Motivation : Avoiding the Badlands, the main task in debugging floating-point math is figuring out when we’ve wandered into the badlands with an approximation and then rewriting parts of our code so we don’t do that. Formulas and plots of the badlands for common 64-bit floating-point functions (above).

"God created the integers, all else is the work of man." -- Leopold Kronecker

Research question: Can we train DNNs to learning such functions ? These trained DNNs can be used to track propagation errors in Important Scientific computation kernels, for examples in detecting soft errors in CPU or GPU systems.



"If we focus on endowing machines with common sense and deep understanding, rather than simply focusing on statistical analysis and gathering ever larger collections of data, we will be able to create an AI we can trust—in our homes, our cars, and our doctors' offices." - Gary Marcus

A cat

A guacamole !

Ok, What is at stake here ?

Despite the hype surrounding AI, creating an intelligence that rivals or exceeds human levels is far more complicated than we have been led to believe. Researchers have spent their careers at the forefront of AI research and have witnessed some of the greatest milestones in the field, but we argue that a computer beating a human in Jeopardy! does not signal that we are on the doorstep of fully autonomous cars or superintelligent machines.

The achievements in the field thus far have occurred in closed systems with fixed sets of rules, and these approaches are too narrow to achieve genuine intelligence.

The real world, in contrast, is wildly complex and open-ended.

  • How can we bridge this gap?
  • What will the consequences be when we do?

Active Project (Spring 2020)

Taking inspiration from the human mind, We want to explain what we need to advance AI to the next level, and suggest that if we are wise along the way, we won't need to worry about a future of machine overlords.


"Every 2 minutes, a child dies of malaria. And each year, more than 200 million new cases of the disease are reported. Although countries have dramatically reduced the total number of malaria cases and deaths since 2000, progress in recent years has stalled. Worryingly, in some countries, malaria is on the rise" -- WHO (2020)

Nearly half the world’s population is at risk from malaria and there are over 200 million malaria cases and approximately 400,000 deaths due to malaria every year. This gives us all the more motivation to make malaria detection and diagnosis fast, easy and effective.

In these projects we focus on different aspects of how Artificial Intelligence (AI) coupled with popular open-source tools, technologies and frameworks we develop can be used for development and betterment of our society.

Project CINCHONA: Using Condensa Compressed DNNs for Malaria Detection on Resource Constrained Regions. Active Project (Spring 2020)


is deadly

it kills children

$ money lost

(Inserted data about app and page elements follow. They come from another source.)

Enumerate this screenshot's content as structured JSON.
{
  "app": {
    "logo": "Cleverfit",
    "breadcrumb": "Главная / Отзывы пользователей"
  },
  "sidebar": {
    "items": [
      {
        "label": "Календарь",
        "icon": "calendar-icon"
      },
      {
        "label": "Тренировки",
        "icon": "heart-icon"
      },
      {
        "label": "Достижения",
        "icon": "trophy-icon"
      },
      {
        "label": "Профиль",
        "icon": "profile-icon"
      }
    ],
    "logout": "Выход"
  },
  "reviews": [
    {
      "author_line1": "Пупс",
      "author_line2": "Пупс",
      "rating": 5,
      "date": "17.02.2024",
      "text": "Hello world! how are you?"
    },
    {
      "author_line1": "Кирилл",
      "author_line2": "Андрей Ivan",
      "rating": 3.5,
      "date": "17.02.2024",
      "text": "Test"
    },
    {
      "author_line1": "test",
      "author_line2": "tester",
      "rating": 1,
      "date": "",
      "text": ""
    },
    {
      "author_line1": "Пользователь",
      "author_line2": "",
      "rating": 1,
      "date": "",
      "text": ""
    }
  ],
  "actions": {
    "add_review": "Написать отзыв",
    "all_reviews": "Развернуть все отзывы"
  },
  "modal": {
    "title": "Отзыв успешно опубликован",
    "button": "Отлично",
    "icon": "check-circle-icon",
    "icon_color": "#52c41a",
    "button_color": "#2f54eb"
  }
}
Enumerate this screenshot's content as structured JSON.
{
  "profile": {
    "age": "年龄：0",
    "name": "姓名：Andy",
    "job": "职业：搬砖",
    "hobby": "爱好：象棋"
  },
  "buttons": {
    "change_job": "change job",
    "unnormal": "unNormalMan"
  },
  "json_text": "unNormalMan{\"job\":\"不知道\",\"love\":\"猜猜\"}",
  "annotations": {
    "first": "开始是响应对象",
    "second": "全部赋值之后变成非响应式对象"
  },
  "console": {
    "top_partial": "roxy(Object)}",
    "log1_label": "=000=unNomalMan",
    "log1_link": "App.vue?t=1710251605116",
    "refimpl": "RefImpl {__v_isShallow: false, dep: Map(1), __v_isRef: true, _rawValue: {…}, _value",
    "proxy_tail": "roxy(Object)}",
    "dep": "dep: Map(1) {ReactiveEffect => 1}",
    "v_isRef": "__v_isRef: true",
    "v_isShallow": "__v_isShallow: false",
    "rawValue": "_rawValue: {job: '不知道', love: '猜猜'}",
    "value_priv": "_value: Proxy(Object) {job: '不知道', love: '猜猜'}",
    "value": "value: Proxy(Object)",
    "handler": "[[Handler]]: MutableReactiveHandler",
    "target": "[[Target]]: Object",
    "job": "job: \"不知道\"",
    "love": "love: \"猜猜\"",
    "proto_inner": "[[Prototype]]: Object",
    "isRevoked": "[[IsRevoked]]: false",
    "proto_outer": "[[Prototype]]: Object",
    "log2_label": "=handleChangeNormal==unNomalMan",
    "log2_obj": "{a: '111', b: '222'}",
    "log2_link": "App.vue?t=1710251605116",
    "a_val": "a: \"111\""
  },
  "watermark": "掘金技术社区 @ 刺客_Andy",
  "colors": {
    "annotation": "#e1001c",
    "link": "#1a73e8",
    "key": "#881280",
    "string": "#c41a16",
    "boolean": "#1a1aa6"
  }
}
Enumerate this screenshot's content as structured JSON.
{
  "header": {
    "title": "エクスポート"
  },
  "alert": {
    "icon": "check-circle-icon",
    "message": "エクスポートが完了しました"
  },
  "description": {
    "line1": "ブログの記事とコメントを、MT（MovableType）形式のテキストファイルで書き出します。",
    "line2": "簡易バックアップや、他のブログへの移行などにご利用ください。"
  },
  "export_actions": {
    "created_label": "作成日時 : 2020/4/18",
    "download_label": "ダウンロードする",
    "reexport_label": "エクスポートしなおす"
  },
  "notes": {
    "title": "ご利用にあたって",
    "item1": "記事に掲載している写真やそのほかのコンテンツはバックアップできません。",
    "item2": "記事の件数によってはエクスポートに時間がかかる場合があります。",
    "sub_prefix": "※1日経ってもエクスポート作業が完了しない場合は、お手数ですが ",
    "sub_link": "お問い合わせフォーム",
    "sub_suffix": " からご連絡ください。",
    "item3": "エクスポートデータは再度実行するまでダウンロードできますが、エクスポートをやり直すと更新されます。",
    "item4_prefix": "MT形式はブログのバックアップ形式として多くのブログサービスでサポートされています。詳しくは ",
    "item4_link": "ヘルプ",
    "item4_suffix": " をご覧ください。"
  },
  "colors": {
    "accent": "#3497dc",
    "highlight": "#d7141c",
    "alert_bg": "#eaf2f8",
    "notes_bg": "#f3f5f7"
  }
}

$$ family budget

SIMPLE NEt ! or a Neural Net ?!

Insecticide-treated MosquitoNet (above) Condensa Compressed MosquitoNet.pth, we will improve inference throughput, via Optimal Filter Pruning.

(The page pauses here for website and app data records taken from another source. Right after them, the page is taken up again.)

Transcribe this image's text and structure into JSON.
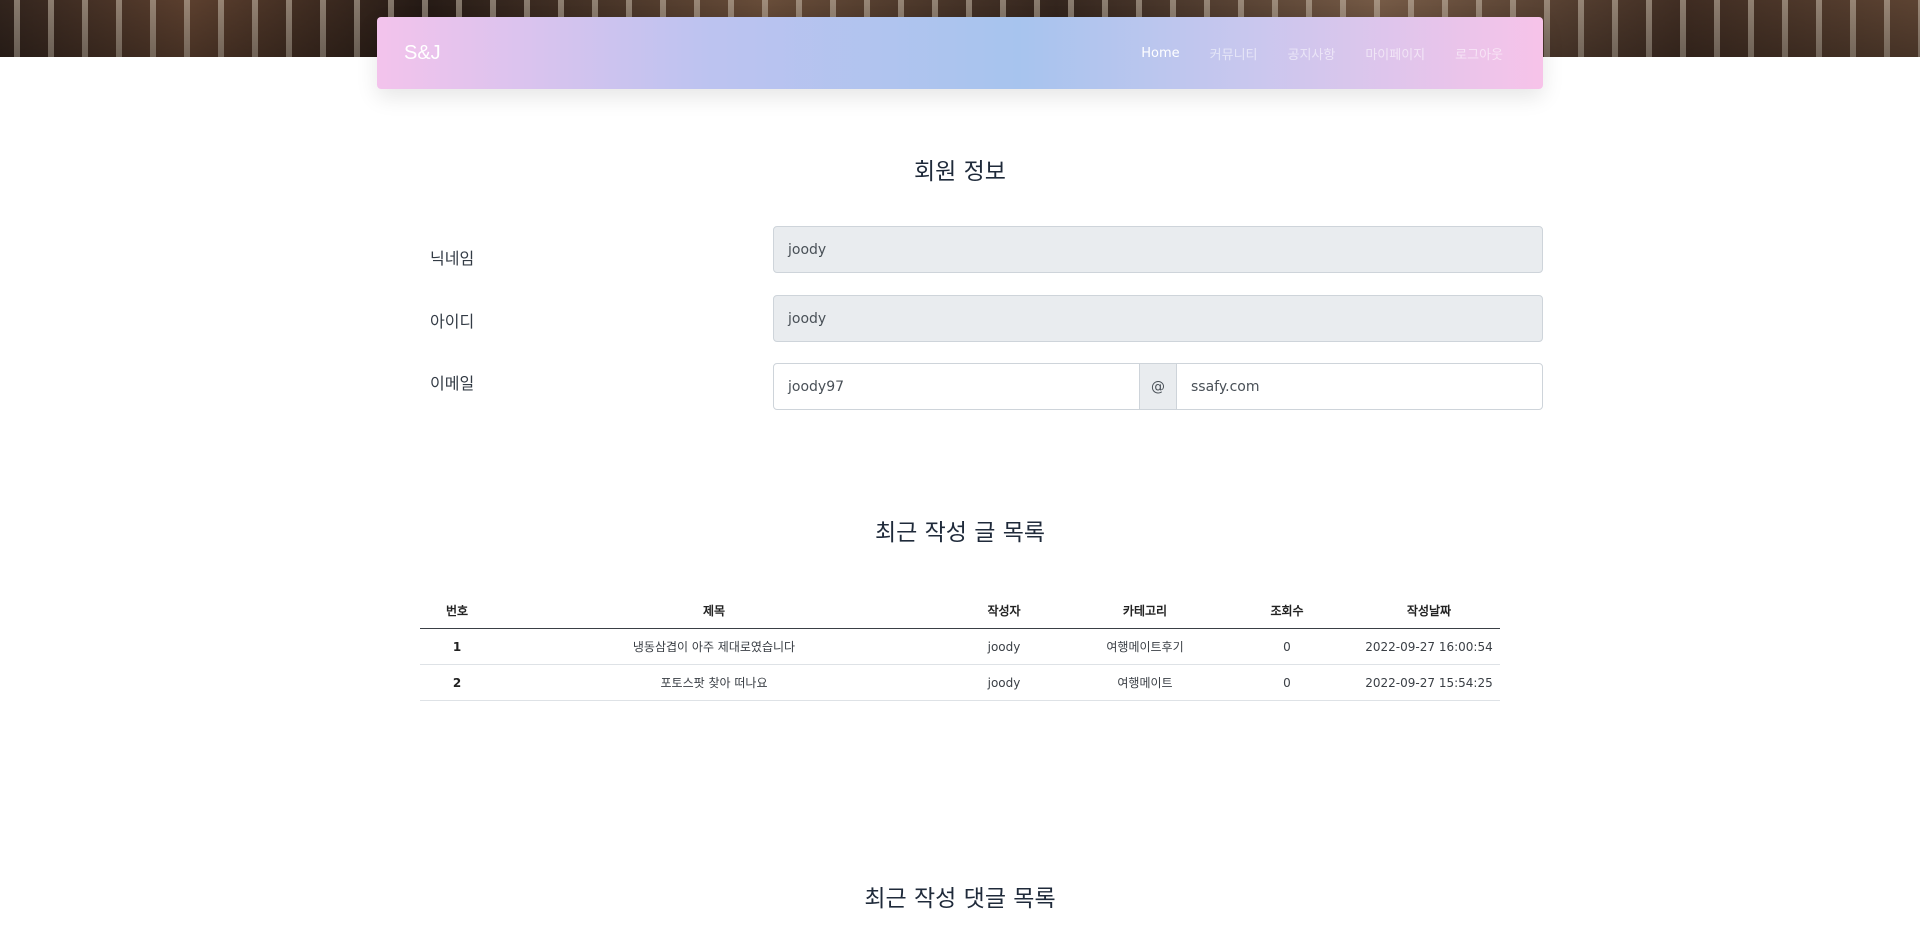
{
  "navbar": {
    "brand": "S&J",
    "links": [
      "Home",
      "커뮤니티",
      "공지사항",
      "마이페이지",
      "로그아웃"
    ]
  },
  "profile": {
    "title": "회원 정보",
    "nickname_label": "닉네임",
    "nickname_value": "joody",
    "id_label": "아이디",
    "id_value": "joody",
    "email_label": "이메일",
    "email_local": "joody97",
    "email_at": "@",
    "email_domain": "ssafy.com"
  },
  "posts": {
    "title": "최근 작성 글 목록",
    "columns": [
      "번호",
      "제목",
      "작성자",
      "카테고리",
      "조회수",
      "작성날짜"
    ],
    "rows": [
      [
        "1",
        "냉동삼겹이 아주 제대로였습니다",
        "joody",
        "여행메이트후기",
        "0",
        "2022-09-27 16:00:54"
      ],
      [
        "2",
        "포토스팟 찾아 떠나요",
        "joody",
        "여행메이트",
        "0",
        "2022-09-27 15:54:25"
      ]
    ]
  },
  "comments": {
    "title": "최근 작성 댓글 목록"
  }
}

class MosquitoNet(nn.Module):
    def __init__(self):
        super(MosquitoNet, self).__init__()
        self.layer1 = nn.Sequential(
            nn.Conv2d(3, 16, kernel_size=5, stride=1, padding=2),
            nn.MaxPool2d(kernel_size=2, stride=2)
There is a correlation between areas of poverty and areas affected by malaria.


Infected cells that were misclassified (false negatives) with an interpretable model. Notice the middle cell (below) seems to contain a poorly-stained parasite at the bottom right corner, making it difficult to correctly classify

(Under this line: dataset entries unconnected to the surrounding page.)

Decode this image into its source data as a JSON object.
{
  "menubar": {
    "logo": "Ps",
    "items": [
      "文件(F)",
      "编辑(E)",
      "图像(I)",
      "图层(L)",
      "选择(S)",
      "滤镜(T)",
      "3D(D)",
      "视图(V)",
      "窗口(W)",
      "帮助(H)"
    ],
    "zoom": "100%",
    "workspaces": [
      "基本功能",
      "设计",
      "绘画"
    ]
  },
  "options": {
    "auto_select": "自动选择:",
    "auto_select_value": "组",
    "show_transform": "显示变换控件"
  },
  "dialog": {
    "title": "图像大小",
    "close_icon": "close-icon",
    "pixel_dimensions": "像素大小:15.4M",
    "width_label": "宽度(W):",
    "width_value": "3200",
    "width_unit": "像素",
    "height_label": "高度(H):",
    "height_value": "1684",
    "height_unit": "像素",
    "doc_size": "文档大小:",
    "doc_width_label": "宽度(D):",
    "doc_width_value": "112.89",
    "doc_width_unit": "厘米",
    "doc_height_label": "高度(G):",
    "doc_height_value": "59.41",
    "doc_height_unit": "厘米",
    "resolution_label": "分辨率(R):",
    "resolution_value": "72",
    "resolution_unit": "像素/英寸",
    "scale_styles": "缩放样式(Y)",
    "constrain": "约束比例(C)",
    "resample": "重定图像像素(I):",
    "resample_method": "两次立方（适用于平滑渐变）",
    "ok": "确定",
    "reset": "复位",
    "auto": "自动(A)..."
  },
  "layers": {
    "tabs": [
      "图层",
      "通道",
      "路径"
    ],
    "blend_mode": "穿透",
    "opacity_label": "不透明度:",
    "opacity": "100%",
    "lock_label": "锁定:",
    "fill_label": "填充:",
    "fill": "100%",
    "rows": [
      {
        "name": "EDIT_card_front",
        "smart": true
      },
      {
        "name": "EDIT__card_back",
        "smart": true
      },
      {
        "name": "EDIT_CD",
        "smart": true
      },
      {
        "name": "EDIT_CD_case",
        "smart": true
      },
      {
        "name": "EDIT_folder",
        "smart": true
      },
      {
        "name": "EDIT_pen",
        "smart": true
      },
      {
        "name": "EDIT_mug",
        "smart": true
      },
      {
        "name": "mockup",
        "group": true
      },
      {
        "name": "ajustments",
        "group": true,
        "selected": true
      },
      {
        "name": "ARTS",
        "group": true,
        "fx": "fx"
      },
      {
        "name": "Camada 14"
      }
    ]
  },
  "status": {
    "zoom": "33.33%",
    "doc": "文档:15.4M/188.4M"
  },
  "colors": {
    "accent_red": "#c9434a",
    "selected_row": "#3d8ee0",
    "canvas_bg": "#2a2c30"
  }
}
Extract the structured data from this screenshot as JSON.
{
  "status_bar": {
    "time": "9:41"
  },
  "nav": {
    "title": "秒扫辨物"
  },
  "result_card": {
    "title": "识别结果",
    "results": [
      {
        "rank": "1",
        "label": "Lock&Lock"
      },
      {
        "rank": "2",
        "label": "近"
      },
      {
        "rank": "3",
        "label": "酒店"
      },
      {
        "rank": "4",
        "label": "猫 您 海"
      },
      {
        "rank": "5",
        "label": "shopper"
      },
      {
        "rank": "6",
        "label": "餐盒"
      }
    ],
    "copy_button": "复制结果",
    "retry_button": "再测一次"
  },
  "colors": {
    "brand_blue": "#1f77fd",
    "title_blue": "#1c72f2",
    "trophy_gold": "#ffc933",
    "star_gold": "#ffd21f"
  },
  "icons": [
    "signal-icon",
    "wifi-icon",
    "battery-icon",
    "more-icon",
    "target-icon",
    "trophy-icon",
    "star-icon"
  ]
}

Artificial intelligence combined with open source tools improves diagnosis of the fatal disease malaria.

Data-prep, Train, Deploy, Repeat.